■ Records supplied
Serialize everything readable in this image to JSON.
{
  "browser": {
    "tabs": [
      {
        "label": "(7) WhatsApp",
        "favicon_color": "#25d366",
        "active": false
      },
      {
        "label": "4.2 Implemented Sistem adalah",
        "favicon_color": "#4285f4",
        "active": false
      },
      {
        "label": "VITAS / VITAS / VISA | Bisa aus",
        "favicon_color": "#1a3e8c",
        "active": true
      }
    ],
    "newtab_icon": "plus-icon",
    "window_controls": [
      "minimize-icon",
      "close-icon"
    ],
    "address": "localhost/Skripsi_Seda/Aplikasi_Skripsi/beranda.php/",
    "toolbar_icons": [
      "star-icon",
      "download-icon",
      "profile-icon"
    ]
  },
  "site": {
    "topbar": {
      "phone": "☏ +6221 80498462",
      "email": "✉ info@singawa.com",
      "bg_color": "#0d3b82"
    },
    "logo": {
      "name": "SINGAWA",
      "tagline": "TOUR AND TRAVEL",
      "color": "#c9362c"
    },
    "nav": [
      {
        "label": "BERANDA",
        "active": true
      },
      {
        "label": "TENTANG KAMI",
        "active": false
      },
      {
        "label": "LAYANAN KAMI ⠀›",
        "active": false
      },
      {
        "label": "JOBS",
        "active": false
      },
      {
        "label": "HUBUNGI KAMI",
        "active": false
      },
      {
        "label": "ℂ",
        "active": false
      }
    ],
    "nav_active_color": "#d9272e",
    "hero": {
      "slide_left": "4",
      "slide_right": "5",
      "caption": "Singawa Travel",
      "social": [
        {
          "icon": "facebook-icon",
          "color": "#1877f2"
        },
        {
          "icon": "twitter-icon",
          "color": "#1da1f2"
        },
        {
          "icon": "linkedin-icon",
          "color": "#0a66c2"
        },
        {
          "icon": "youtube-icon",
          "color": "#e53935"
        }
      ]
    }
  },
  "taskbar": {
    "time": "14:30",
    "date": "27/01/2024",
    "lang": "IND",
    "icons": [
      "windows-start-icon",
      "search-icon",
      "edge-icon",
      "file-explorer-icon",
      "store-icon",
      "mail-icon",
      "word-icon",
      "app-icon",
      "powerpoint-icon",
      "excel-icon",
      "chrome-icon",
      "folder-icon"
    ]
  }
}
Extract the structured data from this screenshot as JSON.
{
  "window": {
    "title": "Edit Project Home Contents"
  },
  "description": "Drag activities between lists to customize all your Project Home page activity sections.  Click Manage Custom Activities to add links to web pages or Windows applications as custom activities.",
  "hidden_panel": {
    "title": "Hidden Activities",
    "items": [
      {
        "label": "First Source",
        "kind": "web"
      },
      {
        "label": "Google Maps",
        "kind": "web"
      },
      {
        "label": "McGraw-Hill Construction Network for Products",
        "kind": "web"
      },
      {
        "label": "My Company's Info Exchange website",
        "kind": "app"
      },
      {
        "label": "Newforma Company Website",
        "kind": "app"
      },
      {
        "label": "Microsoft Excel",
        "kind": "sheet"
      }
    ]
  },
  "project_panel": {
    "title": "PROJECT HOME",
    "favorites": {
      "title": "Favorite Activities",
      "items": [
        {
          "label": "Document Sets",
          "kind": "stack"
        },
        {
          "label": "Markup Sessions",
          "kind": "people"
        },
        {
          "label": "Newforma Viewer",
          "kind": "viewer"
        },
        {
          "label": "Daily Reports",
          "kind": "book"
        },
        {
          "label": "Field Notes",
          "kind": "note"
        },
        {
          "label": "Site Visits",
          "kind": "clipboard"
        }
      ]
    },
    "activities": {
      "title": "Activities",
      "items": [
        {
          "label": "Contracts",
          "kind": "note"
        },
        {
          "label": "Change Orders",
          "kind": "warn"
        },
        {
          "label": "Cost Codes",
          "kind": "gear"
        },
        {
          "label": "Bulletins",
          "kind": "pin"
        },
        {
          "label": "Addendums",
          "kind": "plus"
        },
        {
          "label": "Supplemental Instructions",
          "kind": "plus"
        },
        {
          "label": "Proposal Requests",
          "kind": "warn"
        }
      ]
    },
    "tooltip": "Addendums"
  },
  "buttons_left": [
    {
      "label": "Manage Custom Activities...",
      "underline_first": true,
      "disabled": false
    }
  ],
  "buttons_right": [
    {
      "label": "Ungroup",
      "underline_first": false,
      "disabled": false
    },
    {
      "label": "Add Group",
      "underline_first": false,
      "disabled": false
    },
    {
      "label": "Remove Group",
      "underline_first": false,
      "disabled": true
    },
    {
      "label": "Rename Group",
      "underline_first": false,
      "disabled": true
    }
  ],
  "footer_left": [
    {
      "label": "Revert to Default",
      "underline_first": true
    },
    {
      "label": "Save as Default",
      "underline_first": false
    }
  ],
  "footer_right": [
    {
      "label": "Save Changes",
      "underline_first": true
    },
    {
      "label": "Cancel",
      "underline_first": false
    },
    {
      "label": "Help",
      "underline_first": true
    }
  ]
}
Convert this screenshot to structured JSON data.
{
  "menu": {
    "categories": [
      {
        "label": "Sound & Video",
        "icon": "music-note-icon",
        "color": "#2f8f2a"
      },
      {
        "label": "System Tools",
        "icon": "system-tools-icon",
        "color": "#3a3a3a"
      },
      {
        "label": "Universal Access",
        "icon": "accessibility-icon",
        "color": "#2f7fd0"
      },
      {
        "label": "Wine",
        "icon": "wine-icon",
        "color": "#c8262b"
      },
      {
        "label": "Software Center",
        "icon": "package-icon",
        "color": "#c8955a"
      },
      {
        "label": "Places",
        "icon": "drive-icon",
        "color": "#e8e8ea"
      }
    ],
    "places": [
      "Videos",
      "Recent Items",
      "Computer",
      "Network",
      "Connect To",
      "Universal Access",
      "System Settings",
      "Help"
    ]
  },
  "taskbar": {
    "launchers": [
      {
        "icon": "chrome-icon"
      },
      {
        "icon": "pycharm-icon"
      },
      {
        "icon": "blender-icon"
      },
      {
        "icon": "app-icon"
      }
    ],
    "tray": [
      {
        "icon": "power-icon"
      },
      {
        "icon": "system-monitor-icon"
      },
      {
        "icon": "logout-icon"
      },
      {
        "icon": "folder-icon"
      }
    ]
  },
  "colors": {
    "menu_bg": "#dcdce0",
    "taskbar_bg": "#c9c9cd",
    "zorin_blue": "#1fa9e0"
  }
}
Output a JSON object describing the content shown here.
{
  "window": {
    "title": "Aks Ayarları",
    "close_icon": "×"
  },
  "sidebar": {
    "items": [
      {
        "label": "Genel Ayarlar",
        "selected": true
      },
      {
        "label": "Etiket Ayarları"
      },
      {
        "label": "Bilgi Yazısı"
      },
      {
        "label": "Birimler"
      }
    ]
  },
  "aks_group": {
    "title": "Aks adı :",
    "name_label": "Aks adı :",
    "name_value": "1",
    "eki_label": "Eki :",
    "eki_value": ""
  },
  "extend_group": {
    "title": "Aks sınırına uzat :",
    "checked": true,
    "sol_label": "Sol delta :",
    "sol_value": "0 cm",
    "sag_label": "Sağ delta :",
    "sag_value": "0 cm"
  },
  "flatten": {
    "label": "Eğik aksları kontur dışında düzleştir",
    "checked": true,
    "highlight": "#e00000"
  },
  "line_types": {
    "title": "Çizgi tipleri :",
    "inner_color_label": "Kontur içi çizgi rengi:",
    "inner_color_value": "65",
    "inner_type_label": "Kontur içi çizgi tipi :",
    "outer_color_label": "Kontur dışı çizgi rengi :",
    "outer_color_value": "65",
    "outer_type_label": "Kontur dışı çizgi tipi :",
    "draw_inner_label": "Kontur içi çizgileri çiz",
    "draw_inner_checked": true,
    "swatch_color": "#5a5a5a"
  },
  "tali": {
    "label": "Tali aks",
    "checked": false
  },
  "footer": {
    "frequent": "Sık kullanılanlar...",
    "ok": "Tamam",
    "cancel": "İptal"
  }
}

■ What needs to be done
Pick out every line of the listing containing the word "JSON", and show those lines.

■ Task output
Serialize everything readable in this image to JSON.
Extract the structured data from this screenshot as JSON.
Convert this screenshot to structured JSON data.
Output a JSON object describing the content shown here.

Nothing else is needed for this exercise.